“That is Emeka, my elder brother,” informed Chima. “The one who returned from Germany.” “He was the man who raped me,” she revealed strongly. “You remember the incident I told you about?” Chima nodded, remained attentive.
“This your so called brother here is the monster behind it.” “What…?” Chima shouted at the top of his voice. Everyone was trapped to the ground. Emeka, on his part, could best be described as a ‘living corpse’.
He never saw it coming; the funniest part was that he never recollected Chiamaka as one of the ladies he had in his net. The revelation indicated that Emeka was truly under a spell as his late mother presumed.
The aforementioned victim had vowed that whosoever that was involved in the act would never see peace in his life for eternity. The unfortunate event which occurred about seven years back had remained a nightmare in her entire life, thus she kept renewing the spell every moment she recalled it.
After all said and done, she was left with no option than to forgive him having received countless pleas in that regard, including those of Emeka who eventually embraced remorse and repentance.
Few months later, Emeka retraced his steps to Europe; this time, he chose Italy. Within some months stay in the country, he became transformed financially and otherwise.
But it was so painful his poor parents never lived up to that moment; although he finally made it, the thought of the fact that he contributed to their demise kept witch-hunting his person.
** The End **

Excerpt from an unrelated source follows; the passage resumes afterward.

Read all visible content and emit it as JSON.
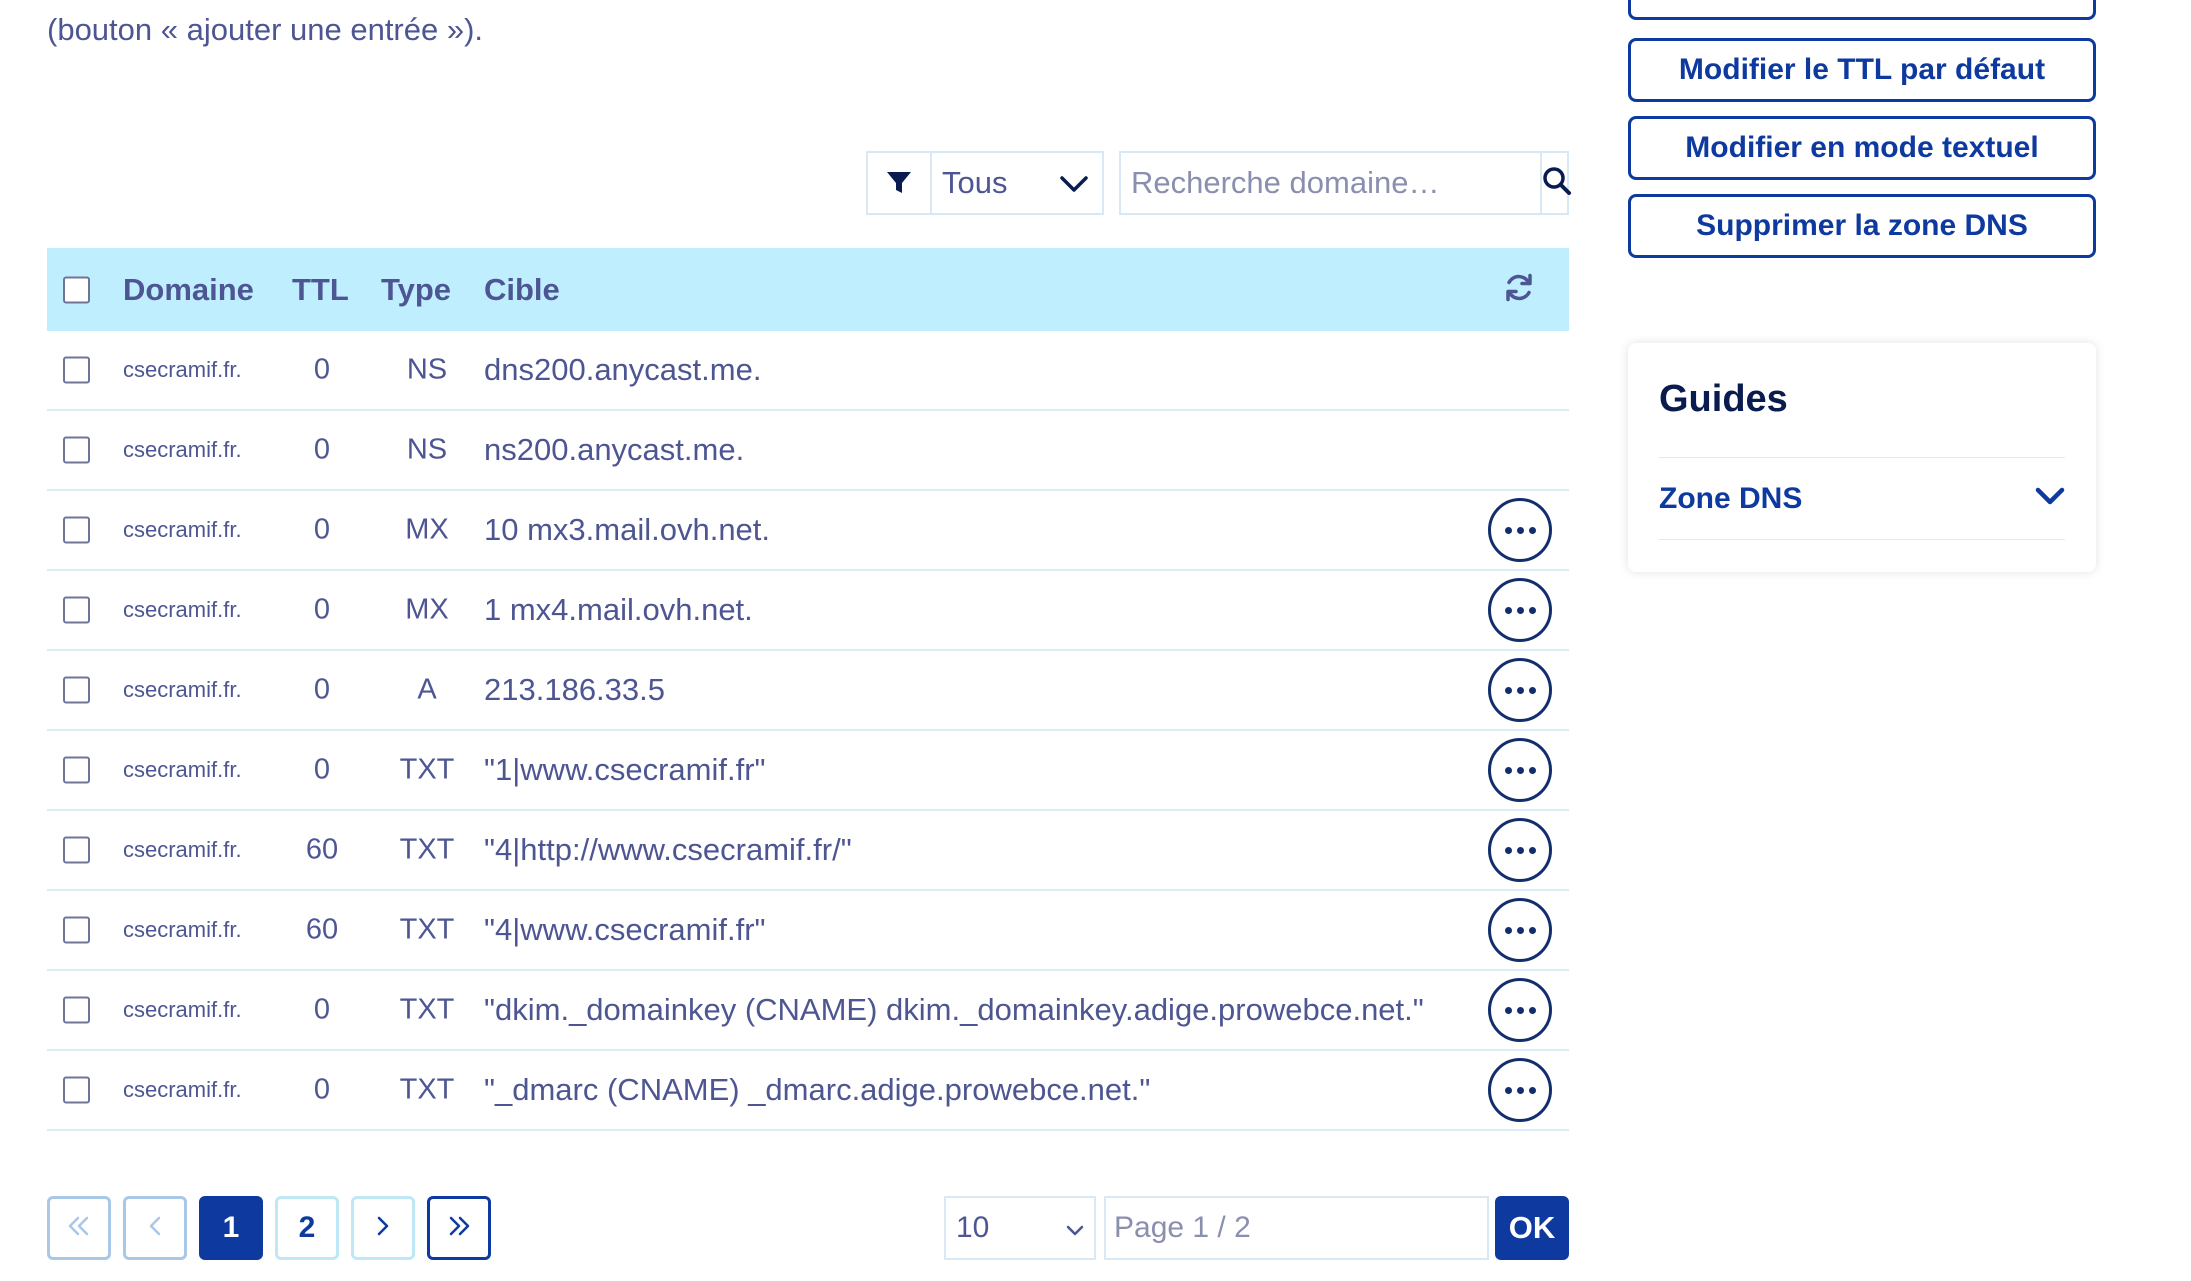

• Nwaozor – novelist, playwright and poet, is Chief Executive Director, Centre for Counselling, Research & Career Development – Owerri